I agree with everything else you said.
Amazing article! 👏
Super interesting opinion piece. I also noticed the “twist, down, up, twist, down” hybrids and asked myself, “why do they keep dropping their legs into tabletop or tuck, it’s really breaking the fluidity and artistic aspect of the hybrid”.
I do believe the system is better in terms of fairness, but I think there is a long way to go for everyone to get the hang of it while keeping the artistic aspect.
For sure. These were valued way too high and are way easier and faster to do than anything else. For example, in R7 (valued 0.70 and with no limits of how many you can do), you have both a combined spin 720°, and unbalanced twist 360°. In terms of time, both to set-up and to execute, it makes zero sense to do the combined spin. For one combined spin 720°, you could do three unbalanced twist 360°. And that’s what everyone is doing. Twist, down to tuck. Twist, down to tuck.

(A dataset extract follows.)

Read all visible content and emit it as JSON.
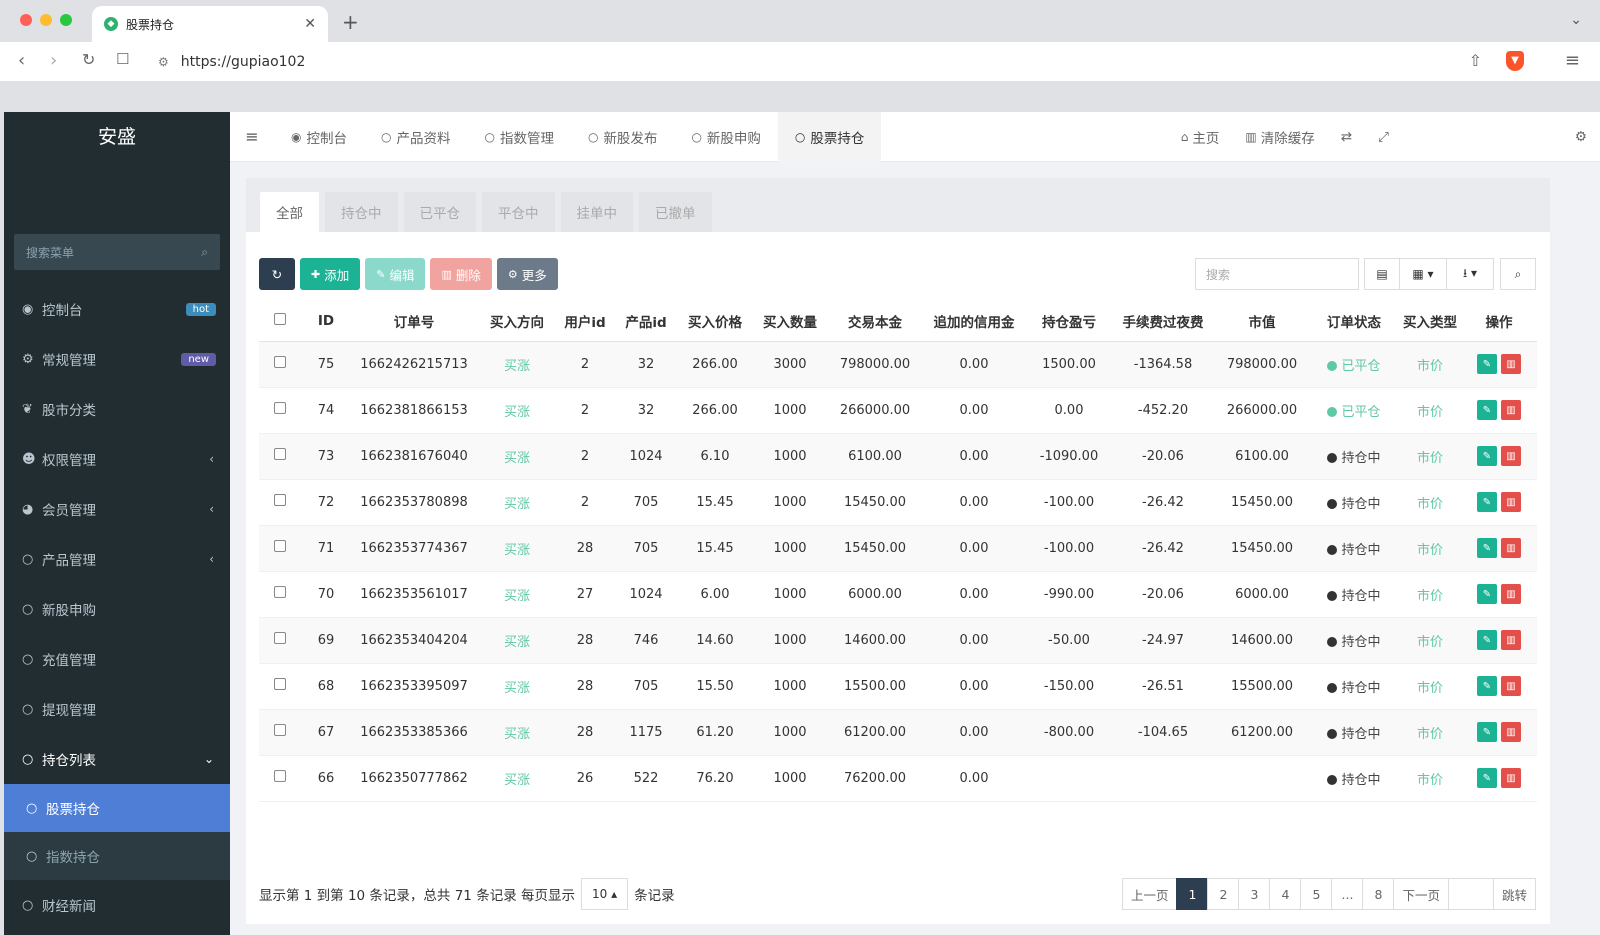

Love your honest assessment! It’s important to speak openly about how the system is working on the ground so we can iterate and improve.
I completely agree. I still love to watch a performance, but watching a competition is no fun this way. Objectifying difficulty was necessary, but without objectifying execution (or without making use of that), it still isn’t fair. I hope we can reward artistry again soon, because these changes didn’t work out the way they were supposed to.
And then we’re talking about international elite senior level, I don’t even want to know what this does to children. And for recreational swimmers competing under these rules isn’t fun at all. I hope Masters won’t take over these regulations, otherwise I’ll just perform in my own club…
Thank you Christina,I am totally understanding your feelings,BUT:
I think we needed these changes. Of course the program is still far from ideal, but I am sure that we are on the right track. For countries trying to climb the world rank, it was almost impossible under the old rules. No matter what you did in the competition, no matter how much difficulty you add – you get your 7-8 points. So first of all, I think that I should say a huge thank you to the people who spent a huge amount of their personal time (I note for free).Yes, the programs have become uninteresting in their general mass, they look alike and, I’m afraid that at the next competitions someone will have to jump into the water after their athletes, since the programs for the World Cup will be at the limit of human capabilities.
Yes, many coaches will not sleep at night due to the fact that their athlete lost through their fault (incorrectly filled out coaching card). Yes, we will say more than once that all programs are similar to each other, but I am sure that there will be coaches and athletes who, even with these rules, will be able to make choreographic masterpieces. We will all learn and return artisticism to our sport, but with objective refereeing, difficulties will make it possible for countries not from the “historically established top ten” to compete for medals.
So I say a big thank you to the people who have made a difference in our sport. And let’s criticize less and work more and help change the rules. How many coaches have spent their time and written proposals to FINA when asked?